INSTRUCTIONS FOR THE TASK: Each line of the entries that contains the word "this" adds one. Reply with the resulting number only.

[Items listed in a dataset]

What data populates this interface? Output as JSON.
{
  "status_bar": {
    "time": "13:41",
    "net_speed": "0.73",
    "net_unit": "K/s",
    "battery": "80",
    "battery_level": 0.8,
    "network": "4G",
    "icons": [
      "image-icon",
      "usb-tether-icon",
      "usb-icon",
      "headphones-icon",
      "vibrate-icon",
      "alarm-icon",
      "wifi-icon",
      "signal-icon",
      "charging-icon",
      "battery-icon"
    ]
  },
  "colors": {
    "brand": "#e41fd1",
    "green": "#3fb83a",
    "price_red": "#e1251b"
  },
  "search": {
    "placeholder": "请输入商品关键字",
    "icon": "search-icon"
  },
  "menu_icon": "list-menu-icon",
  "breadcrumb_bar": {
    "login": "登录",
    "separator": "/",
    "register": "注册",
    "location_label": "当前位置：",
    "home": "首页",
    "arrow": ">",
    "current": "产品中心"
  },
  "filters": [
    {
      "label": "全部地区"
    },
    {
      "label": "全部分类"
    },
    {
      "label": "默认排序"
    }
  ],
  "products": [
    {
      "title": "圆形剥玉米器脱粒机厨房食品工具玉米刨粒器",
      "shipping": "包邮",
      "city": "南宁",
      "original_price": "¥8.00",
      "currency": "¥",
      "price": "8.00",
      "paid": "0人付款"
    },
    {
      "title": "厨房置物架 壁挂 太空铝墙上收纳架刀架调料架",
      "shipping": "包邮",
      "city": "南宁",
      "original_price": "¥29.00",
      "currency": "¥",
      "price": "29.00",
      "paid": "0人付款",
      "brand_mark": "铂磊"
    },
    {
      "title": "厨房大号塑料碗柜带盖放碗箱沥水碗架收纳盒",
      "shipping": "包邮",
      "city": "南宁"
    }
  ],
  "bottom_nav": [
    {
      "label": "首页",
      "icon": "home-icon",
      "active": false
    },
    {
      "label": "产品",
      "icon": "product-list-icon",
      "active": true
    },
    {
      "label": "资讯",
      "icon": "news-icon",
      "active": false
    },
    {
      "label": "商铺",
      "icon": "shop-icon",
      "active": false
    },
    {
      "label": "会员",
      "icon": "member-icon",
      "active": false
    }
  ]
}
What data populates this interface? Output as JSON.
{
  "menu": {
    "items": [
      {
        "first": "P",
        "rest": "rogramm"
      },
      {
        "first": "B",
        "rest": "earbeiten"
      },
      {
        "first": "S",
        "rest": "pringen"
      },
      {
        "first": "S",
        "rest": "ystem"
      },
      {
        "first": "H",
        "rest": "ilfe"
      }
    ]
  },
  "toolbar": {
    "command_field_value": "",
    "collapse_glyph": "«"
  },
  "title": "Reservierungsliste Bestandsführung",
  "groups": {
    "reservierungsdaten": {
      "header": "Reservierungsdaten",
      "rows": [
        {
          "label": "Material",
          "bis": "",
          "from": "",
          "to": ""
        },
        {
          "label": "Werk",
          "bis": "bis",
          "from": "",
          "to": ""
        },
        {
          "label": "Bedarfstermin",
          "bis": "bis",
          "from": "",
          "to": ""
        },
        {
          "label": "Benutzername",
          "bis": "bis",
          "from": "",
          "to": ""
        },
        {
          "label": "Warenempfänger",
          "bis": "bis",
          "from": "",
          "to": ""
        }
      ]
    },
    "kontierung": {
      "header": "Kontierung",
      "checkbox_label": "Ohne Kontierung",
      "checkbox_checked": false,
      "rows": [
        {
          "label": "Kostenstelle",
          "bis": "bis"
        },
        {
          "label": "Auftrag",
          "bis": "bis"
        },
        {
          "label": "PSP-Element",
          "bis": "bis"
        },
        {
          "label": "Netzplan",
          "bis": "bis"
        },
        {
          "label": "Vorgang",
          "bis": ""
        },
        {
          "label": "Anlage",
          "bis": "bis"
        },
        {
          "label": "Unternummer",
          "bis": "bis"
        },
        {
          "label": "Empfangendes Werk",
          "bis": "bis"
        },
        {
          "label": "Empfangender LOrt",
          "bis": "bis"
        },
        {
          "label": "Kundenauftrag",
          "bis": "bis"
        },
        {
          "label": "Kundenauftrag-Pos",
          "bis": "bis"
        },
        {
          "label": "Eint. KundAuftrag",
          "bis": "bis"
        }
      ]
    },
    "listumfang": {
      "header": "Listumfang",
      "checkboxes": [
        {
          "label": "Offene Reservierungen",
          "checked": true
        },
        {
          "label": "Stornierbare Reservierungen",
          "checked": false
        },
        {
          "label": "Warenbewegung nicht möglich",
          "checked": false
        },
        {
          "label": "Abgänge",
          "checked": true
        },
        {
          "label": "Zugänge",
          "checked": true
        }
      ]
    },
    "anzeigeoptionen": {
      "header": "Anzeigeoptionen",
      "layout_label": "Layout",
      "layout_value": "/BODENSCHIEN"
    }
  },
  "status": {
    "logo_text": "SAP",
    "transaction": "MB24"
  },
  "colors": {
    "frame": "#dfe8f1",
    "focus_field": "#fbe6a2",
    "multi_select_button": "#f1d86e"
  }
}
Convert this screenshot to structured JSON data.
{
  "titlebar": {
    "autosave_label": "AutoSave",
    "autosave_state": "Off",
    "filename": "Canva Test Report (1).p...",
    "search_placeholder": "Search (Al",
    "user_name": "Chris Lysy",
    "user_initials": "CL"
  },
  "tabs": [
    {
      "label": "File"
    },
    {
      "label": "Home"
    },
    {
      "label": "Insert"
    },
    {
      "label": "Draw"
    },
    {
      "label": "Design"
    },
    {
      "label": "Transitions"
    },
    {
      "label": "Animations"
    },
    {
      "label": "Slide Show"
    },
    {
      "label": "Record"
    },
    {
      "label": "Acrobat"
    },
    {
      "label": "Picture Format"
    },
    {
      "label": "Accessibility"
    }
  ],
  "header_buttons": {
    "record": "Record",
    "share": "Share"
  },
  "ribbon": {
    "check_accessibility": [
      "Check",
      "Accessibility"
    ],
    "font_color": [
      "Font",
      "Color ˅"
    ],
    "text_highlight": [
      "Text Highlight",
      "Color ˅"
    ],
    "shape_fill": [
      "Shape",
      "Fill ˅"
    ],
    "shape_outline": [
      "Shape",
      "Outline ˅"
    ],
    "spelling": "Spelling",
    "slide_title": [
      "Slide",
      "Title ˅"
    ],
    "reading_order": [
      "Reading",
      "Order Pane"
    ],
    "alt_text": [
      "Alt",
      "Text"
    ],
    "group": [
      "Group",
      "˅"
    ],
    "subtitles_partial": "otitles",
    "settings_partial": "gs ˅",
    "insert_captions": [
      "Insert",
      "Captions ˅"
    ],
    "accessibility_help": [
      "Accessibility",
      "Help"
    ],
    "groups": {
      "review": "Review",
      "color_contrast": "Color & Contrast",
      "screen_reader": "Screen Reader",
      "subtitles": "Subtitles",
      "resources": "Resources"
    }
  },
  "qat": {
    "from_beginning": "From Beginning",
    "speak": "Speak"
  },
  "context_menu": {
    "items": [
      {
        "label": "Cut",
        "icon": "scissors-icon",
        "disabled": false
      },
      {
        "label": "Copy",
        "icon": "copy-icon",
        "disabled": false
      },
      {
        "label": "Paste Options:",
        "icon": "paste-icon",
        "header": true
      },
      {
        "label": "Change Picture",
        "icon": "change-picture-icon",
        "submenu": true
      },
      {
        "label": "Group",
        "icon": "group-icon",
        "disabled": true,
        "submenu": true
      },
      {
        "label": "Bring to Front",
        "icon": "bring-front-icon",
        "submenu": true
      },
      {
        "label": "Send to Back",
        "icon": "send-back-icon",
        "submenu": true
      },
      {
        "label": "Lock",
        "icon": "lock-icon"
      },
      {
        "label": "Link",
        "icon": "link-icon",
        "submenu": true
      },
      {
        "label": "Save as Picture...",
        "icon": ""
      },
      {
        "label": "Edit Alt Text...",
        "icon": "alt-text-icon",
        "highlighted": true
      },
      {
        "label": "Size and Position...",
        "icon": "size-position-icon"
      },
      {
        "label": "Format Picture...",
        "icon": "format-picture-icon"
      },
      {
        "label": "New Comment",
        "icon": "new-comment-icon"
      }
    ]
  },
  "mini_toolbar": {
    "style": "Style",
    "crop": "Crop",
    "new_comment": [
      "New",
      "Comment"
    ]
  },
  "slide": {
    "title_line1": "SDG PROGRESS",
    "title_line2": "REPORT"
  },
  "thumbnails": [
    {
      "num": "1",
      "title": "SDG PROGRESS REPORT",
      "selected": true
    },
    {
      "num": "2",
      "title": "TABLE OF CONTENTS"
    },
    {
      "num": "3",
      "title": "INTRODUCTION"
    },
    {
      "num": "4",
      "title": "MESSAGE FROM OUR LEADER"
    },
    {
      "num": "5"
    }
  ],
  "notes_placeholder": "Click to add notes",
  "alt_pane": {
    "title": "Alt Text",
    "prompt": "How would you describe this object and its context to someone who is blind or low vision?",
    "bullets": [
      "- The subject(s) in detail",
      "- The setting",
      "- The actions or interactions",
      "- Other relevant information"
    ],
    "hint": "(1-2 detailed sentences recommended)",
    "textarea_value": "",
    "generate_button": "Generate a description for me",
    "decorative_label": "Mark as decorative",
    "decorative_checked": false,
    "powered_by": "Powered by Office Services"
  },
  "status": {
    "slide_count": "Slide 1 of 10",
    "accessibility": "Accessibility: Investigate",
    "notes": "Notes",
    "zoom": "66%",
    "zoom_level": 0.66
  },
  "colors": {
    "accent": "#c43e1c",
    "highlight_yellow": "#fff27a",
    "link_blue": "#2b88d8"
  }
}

ANSWER SECTION: 4